It took a long time, longer than it needed to. Distance helped me rebuild, but I had some unhelpful ideas about what healing meant. I thought I had to have a lasting, healthy relationship to be whole, so I threw myself into situations that, while not as outright abusive, were certainly toxic, and I clung to people who were not good for me.

A therapist helped me see that what I had achieved in other areas of my life — publishing a book of poetry that used mythological figures to explore what had been done to me, enrolling in a PhD programme (since completed) — signified healing. I’ve written, too, about why forgiveness isn’t a necessary step in healing.

The key, for me, was not to try to ignore or close the wound, but to use it, to claim it, and to transform it into my work. There is, however, no one way to heal. Each of us has to make her own path.


4. What would you suggest to or share with another woman or girl facing the same situation as you did?
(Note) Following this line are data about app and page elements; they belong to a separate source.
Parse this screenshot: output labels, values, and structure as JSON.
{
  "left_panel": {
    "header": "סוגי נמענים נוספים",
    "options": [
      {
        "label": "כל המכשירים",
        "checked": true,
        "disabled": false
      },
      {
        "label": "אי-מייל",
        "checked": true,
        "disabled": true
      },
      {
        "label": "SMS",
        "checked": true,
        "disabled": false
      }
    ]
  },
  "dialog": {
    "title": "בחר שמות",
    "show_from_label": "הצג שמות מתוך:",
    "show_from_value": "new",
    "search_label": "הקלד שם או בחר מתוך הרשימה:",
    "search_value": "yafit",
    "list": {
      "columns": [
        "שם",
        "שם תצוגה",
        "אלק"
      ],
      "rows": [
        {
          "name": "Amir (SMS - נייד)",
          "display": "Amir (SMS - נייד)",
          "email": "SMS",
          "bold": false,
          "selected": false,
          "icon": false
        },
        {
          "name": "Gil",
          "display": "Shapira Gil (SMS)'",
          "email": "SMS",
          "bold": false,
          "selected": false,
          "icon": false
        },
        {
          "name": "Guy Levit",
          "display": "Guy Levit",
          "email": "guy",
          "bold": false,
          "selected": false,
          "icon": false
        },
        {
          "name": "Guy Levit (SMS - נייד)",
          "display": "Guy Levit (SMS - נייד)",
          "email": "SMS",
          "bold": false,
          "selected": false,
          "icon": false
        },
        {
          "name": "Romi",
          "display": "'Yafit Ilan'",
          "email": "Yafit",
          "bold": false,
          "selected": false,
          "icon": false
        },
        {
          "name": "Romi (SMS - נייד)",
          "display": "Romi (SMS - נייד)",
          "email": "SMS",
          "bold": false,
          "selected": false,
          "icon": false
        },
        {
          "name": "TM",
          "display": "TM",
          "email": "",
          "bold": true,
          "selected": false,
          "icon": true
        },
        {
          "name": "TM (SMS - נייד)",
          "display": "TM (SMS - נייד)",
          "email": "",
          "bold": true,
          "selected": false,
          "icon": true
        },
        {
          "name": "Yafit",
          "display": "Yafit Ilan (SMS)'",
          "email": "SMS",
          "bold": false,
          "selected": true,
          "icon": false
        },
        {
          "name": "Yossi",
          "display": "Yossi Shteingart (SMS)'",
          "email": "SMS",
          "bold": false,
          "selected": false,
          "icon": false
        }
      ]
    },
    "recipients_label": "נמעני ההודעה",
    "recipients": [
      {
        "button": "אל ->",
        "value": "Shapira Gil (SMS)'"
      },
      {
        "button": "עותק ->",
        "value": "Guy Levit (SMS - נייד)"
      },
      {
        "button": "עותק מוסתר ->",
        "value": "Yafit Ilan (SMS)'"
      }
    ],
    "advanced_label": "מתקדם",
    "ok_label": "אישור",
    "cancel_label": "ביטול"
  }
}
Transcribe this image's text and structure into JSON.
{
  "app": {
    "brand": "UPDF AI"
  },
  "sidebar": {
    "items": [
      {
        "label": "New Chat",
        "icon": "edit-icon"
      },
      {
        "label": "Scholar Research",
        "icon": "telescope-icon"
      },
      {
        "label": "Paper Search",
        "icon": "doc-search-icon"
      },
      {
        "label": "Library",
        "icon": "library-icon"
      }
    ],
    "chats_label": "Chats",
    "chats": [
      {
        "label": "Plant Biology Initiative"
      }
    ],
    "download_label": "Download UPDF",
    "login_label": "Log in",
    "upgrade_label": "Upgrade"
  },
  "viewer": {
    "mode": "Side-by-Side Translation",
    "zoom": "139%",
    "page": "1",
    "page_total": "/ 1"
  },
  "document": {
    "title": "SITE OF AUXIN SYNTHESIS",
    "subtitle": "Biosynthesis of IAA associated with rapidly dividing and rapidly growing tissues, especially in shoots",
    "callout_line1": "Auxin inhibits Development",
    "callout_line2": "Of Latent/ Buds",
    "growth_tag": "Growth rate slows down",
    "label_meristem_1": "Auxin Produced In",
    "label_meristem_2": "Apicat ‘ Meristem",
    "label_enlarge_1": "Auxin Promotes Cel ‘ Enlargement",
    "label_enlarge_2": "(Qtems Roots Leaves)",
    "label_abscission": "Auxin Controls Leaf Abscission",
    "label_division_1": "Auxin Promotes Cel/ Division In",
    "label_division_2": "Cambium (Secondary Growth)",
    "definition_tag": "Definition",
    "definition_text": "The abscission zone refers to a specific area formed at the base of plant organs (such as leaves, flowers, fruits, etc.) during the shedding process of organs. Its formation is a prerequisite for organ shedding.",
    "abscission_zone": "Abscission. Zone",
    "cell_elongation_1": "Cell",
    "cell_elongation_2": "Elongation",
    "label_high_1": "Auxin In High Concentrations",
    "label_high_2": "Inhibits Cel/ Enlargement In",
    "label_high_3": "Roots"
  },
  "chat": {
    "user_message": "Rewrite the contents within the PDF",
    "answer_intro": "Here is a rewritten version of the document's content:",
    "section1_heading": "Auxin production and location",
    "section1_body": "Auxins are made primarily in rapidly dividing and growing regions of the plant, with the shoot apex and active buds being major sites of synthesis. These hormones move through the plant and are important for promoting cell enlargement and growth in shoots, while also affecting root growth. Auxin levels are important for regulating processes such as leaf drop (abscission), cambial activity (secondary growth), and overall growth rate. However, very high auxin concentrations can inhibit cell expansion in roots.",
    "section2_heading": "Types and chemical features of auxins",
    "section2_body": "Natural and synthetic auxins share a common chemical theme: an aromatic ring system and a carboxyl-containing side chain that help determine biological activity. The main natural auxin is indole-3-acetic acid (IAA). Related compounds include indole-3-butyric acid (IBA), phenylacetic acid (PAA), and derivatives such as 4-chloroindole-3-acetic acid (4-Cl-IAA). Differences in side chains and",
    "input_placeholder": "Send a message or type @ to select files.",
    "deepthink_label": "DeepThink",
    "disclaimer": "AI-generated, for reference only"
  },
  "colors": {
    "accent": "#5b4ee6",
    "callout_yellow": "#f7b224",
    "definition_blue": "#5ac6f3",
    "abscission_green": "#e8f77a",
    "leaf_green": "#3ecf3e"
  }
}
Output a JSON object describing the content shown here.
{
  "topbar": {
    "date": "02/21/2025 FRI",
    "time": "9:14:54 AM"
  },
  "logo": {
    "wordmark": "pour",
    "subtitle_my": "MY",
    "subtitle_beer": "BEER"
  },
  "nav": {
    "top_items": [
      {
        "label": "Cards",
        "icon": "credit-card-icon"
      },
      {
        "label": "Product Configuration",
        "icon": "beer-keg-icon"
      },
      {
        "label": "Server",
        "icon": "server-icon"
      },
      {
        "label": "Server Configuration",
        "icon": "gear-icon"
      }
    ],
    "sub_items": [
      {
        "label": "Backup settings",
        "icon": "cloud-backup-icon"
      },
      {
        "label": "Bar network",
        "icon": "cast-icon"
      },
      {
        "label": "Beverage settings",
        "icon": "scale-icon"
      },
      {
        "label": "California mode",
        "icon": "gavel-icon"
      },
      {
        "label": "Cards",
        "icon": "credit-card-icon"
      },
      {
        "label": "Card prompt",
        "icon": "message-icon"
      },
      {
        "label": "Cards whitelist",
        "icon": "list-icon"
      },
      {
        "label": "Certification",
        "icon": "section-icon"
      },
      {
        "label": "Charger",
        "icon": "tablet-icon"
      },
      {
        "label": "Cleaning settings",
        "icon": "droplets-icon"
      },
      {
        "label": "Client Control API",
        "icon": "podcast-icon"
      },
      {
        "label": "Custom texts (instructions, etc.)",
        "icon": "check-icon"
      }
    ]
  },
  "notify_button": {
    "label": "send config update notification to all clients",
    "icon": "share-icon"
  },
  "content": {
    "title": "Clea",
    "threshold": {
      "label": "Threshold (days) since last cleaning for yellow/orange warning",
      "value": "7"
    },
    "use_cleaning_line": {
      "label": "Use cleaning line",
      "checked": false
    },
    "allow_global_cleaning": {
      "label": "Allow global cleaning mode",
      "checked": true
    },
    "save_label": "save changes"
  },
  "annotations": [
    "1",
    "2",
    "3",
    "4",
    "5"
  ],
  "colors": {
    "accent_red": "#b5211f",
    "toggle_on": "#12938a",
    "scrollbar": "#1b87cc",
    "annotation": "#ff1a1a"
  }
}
Get as much distance as you can between you and your situation, as fast as you can. Leaving the country won’t be an option for everyone, but moving to a different city, or even a different neighborhood can help. It isn’t just about escaping a dangerous person; it is about giving yourself the space to think.

Don’t count on mutual friends or acquaintances to help you, even if they reveal that your abuser has done similar things to them. He wasn’t able to charm and control you because of something wrong with you. Others may be under the same spell.

Finally, find something that gives you hope, no matter how small or unimportant it may seem. For me, it was watching Seahawks games. Super Bowl XL was stolen from them about two months before I moved to NYC, so my connection to the team became intensely personal. That they kept going through the highs and lows meant that I could too.


5. How do you think we can end violence against women?

We need better education about what healthy relationships look like. When I say education, I’m not referring only to formal in-school lessons, but also to media narratives. As an academic, my specialisation is pedagogy in literature. If the experimental texts of High Modernism can teach readers how to understand them, then surely texts can show us how to have relationships without violence and how to recognise and escape toxic situations.


6. Why do you support The Pixel Project?

I first learned about The Pixel Project when I was a senior editor for a feminist blog, Gender Across Borders. While it has many worthwhile aspects, what I appreciate most is its educational focus using online channels including social media and the emphasis on male role models (because ending violence against women is everyone’s responsibility).